How incredible is it to be a part of this ensemble? You had it something similar in Bloodline, which was also an ensemble piece. Why do you think TV is drawing such dense, talented ensembles?
It’s the new world of TV. You have a lot of freedom. Cable and digital channels have the artist’s … as we say in the horse world, “They let them have their head.” They loosen the reins and let ’em go. There’s a beauty in that. Actors and filmmakers, everybody wants a good story. These blockbusters, these huge films, that hire a lot of actors and that’s a great thing, but now there’s not just “big” films and “small” films — there’s something in between in television. I’m really grateful for it. It’s a heyday we’ll be talking about in 20 years.
Have you kept up with Stephen King’s work since Carrie? Why do you think people love it so much?
As a reader, as a storyteller, you trust his stories. He’s got one foot in reality and one foot in the stars.

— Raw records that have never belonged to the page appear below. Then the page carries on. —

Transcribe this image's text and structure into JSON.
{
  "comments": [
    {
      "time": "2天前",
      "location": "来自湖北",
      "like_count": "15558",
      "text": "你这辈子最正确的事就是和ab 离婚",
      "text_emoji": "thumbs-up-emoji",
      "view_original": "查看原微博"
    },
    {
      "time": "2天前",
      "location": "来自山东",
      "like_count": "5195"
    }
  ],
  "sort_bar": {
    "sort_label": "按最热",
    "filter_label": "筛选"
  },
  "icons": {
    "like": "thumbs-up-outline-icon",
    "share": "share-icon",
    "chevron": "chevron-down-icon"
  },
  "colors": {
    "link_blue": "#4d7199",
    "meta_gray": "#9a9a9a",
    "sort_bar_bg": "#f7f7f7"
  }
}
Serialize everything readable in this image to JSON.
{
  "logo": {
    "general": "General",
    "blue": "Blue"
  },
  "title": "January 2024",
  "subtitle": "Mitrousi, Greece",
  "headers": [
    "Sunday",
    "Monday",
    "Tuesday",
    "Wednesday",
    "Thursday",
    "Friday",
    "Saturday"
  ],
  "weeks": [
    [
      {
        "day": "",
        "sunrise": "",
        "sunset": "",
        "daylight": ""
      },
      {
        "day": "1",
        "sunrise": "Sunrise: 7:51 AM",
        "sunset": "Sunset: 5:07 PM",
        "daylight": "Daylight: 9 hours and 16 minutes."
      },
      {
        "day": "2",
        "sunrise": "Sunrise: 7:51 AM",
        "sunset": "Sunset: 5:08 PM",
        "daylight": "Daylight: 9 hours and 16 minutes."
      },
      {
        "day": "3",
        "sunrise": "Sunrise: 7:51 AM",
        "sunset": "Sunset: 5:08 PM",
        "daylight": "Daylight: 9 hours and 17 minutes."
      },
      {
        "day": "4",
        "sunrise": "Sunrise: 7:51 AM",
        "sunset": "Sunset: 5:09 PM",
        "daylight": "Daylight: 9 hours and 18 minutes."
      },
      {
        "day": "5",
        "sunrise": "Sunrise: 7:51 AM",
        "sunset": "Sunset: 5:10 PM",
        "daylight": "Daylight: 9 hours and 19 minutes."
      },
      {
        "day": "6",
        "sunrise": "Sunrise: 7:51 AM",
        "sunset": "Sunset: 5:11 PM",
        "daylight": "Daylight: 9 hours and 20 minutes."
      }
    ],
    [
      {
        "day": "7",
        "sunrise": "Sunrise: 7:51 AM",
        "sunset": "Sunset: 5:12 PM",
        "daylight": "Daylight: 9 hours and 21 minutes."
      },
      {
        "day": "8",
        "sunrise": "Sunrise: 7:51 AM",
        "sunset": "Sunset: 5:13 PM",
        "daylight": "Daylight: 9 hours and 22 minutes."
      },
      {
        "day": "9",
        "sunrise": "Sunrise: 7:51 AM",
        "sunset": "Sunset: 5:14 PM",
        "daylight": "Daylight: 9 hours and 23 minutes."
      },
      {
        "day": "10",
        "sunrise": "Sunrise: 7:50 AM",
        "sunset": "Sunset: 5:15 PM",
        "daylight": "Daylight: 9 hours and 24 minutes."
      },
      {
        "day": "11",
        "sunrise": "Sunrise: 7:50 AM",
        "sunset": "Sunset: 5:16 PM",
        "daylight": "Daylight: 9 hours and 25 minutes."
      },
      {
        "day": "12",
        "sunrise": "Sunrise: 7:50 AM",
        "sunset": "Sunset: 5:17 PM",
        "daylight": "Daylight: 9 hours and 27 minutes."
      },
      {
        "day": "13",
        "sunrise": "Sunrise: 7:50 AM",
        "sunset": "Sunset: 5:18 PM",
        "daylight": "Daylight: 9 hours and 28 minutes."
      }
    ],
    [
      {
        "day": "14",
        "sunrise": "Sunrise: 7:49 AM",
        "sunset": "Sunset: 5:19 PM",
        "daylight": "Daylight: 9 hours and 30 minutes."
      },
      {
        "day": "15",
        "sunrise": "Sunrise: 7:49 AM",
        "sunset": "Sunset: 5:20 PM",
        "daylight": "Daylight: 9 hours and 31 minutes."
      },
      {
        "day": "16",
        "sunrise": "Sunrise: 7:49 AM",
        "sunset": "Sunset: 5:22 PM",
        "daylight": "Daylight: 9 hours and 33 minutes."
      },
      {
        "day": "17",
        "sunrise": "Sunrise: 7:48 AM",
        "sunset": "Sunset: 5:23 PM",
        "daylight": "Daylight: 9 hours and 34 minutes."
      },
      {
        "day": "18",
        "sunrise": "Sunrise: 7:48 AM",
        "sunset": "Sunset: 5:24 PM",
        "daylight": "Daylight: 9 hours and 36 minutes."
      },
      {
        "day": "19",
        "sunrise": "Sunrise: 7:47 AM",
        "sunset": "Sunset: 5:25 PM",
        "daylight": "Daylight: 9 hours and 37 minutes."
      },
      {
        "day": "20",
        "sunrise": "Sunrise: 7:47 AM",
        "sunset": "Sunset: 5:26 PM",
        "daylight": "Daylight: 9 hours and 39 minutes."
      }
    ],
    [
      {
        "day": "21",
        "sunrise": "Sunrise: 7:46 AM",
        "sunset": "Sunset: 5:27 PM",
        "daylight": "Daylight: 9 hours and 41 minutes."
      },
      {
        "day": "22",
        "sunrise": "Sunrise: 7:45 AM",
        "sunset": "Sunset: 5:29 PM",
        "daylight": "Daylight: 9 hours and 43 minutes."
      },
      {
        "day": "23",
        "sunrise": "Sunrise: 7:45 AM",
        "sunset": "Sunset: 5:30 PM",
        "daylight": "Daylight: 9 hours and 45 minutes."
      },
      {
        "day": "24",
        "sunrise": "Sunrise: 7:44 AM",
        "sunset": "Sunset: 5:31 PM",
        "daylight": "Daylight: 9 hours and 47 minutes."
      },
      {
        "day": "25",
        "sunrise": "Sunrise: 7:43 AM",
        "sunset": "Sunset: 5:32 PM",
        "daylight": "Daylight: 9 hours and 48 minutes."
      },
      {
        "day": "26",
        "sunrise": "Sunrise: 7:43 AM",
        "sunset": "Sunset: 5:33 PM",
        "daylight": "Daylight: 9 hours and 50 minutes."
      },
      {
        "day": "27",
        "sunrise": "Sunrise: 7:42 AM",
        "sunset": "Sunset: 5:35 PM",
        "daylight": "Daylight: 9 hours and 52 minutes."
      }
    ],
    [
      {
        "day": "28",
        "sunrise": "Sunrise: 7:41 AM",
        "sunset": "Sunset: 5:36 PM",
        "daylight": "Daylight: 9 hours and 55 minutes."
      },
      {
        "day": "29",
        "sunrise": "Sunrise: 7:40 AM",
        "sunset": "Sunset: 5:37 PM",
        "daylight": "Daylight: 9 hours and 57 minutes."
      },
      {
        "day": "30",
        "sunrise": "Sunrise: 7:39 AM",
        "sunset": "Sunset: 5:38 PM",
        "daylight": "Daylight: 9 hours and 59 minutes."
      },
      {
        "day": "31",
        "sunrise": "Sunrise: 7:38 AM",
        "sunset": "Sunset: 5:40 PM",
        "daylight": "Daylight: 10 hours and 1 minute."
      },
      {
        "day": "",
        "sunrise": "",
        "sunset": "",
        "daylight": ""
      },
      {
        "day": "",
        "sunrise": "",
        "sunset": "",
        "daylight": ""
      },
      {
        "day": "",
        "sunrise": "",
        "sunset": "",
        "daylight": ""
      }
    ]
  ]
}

It’s psychological and it’s character-driven. One of the things that’s so good about Castle Rock is it captures that spooky kind of thing that’s elusive. It’s hard to describe. Our emotions, our fears — and then, somehow, they get humor in there. Also, he’s who we know. He’s that great writer that has been plopped down during our lifetime. He’s part of our culture. We know him. We feel safe with him, even though he scares us.
Especially in a film like Carrie. Do you still watch your old work?
Oh my gosh, I do! Sometimes it’s accidental. Sometimes there’s a new Blu-ray version. Badlands, 3 Women, In the Bedroom, Carrie, Coal Miner’s Daughter — those are a part of me. They’re like old friends. Mainly, the thing about all of these films I’ve been a part of is that I think about all of the elements that have to work. You go to do a project with the highest ideals and the biggest hopes and dreams that it will be not just what we think it is but that collaboration. It’s like reaching out for a doorknob and getting an electric shock. It’s that shock you’re looking for when everyone works together.
How do you know when the shock will be there?
You start to recognize elements in other films that had that. Whoever has the best ideas. Everybody speaks up. Everybody is a part of it. But you don’t know. That’s the scary part. It’s about collaborators. And, on this [episode], the collaborators were working so hard that I thought, “Well, if it doesn’t work, it won’t be for lack of trying.”